A recent criminal case addressed, in part, an issue we saw in the case of Elonis v. United States. The Elonis case went to the U.S. Supreme Court which ultimately reversed the criminal conviction of a man based on statutory construction grounds that his Facebook postings did not offer the requisite mental intent to threaten the victim(s). The Supreme Court’s opinion did not address any First Amendment rights, however.
The case of Commonwealth v. Lambert, involved a Protection from Abuse Order entered against Lambert, the victim’s ex-boyfriend. Interestingly, and likely an insight into the voluminous use of social media by Lambert, was the specific PFA Order instruction that he shall refrain from posting “any remark(s) and/or images regarding Plaintiff, on any social network(s), including, but [not] limited to, Facebook, Myspace, Twitter, or any other electronic networks.” In other words, he was not permitted to post anything to social media pertaining to his ex-girlfriend. It should be noted that a Protection from Abuse Order restricts a perpetrator from having direct or indirect contact with a victim. If they do have contact, they could be subject to an Indirect Criminal Contempt. PFA Orders are civil restraining orders to protect a victim, but they have criminal repercussions: a violation – either verbally, in writing, or physically – will land someone in jail.

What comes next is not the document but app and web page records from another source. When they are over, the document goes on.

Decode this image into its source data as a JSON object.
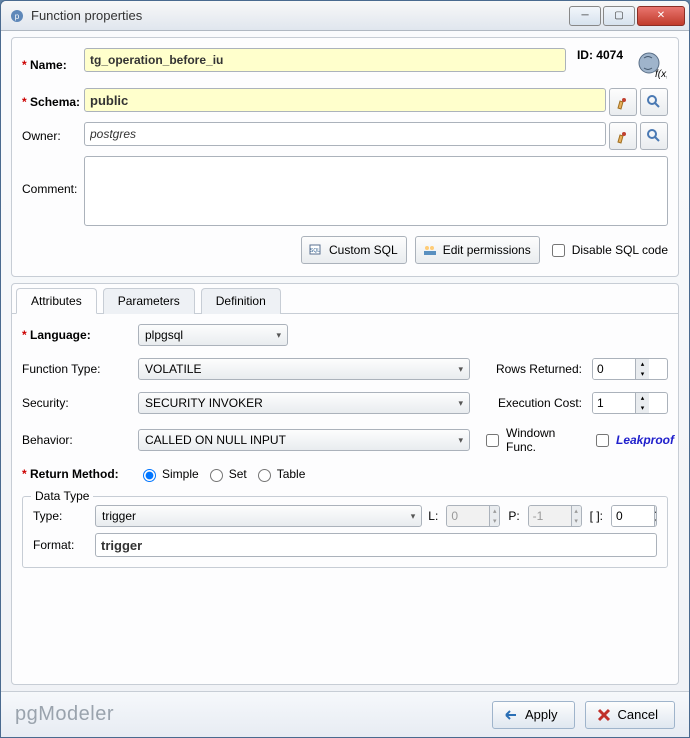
{
  "window": {
    "title": "Function properties"
  },
  "header": {
    "name_label": "Name:",
    "name_value": "tg_operation_before_iu",
    "id_label": "ID:",
    "id_value": "4074",
    "schema_label": "Schema:",
    "schema_value": "public",
    "owner_label": "Owner:",
    "owner_value": "postgres",
    "comment_label": "Comment:",
    "comment_value": ""
  },
  "toolbar": {
    "custom_sql": "Custom SQL",
    "edit_permissions": "Edit permissions",
    "disable_sql": "Disable SQL code"
  },
  "tabs": {
    "attributes": "Attributes",
    "parameters": "Parameters",
    "definition": "Definition"
  },
  "attributes": {
    "language_label": "Language:",
    "language_value": "plpgsql",
    "function_type_label": "Function Type:",
    "function_type_value": "VOLATILE",
    "rows_returned_label": "Rows Returned:",
    "rows_returned_value": "0",
    "security_label": "Security:",
    "security_value": "SECURITY INVOKER",
    "execution_cost_label": "Execution Cost:",
    "execution_cost_value": "1",
    "behavior_label": "Behavior:",
    "behavior_value": "CALLED ON NULL INPUT",
    "window_func_label": "Windown Func.",
    "leakproof_label": "Leakproof",
    "return_method_label": "Return Method:",
    "return_method_options": {
      "simple": "Simple",
      "set": "Set",
      "table": "Table"
    },
    "datatype_legend": "Data Type",
    "type_label": "Type:",
    "type_value": "trigger",
    "L_label": "L:",
    "L_value": "0",
    "P_label": "P:",
    "P_value": "-1",
    "brackets_label": "[ ]:",
    "brackets_value": "0",
    "format_label": "Format:",
    "format_value": "trigger"
  },
  "footer": {
    "brand": "pgModeler",
    "apply": "Apply",
    "cancel": "Cancel"
  }
}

With that context in mind, we look at what Lambert did to violate the PFA Order. A day after the Order was entered, he posted a series of Facebook comments in which he does not name his ex-girlfriend, but that she was clearly the subject of the posts. As the Superior Court points out, Trial Courts need to consider the context of the violation and “temporal proximity” of the statements. Perhaps if Lambert had not made his posts a day after he was found to have abused his ex-girlfriend, the context and temporal proximity would have led the court to a different interpretation. The posts were not actually threatening or outwardly menacing (though the victim could certainly feel otherwise), but, as the Court considered, the posts were about the victim. They were discovered by the ex-girlfriend when she went to his Facebook page – she testified that she regularly checks the page for her own knowledge since he is such a voracious social media user that if he was angry or having mental health issues she would have notice of them before risking an interaction with him.
The victim let her local police know about the postings; they contacted the District Attorney’s office, who then initiated the contempt action. He was subsequently found guilty of contempt. That conviction led to the appeal by Lambert as to whether his indirect criminal contempt conviction was a violation of his First Amendment rights to free speech and whether the lack of wrongful intent (i.e. the posts were not threats) should have led to acquittal.
The main issue the Superior Court considered was the First Amendment claim. The Court’s opinion on that issue can be summarized with concept that the PFA Order is contact-based not content-based. In other words, the PFA does not restrict speech so much as it restricts who the speech is directed at. This is an important distinctions since restrictions on content must be strictly scrutinized. Here, however, the contact was – directly or indirectly – made to the victim through Lambert’s public (likely another factor) Facebook profile. By making statements about the victim on a public profile where she could reasonably be exposed to them, Lambert was, effectively, attempting to contact the victim.
As a consequence, his conviction was upheld. His mental intent argument – which successfully led to the overturning of the Elonis conviction – was unsuccessful, as well, since his mental intent to threaten was not at issue; merely the attempt to contact mattered – whether it was to threaten or say he was sorry is immaterial. It should also be noted that the standard of proof for Elonis was the criminal justice system’s “beyond a reasonable doubt,” whereas the standard for finding abuse occurred is the lower “preponderance of the evidence” standard, though an indirect criminal contempt carries the “beyond a reasonable doubt” standard.
The broader implication is that Facebook and social media can be and will be considered forms of communication with the victim of a PFA. Shouting into the void of social media is not without consequences and, as Lambert demonstrates, the intent is secondary to the act of communicating.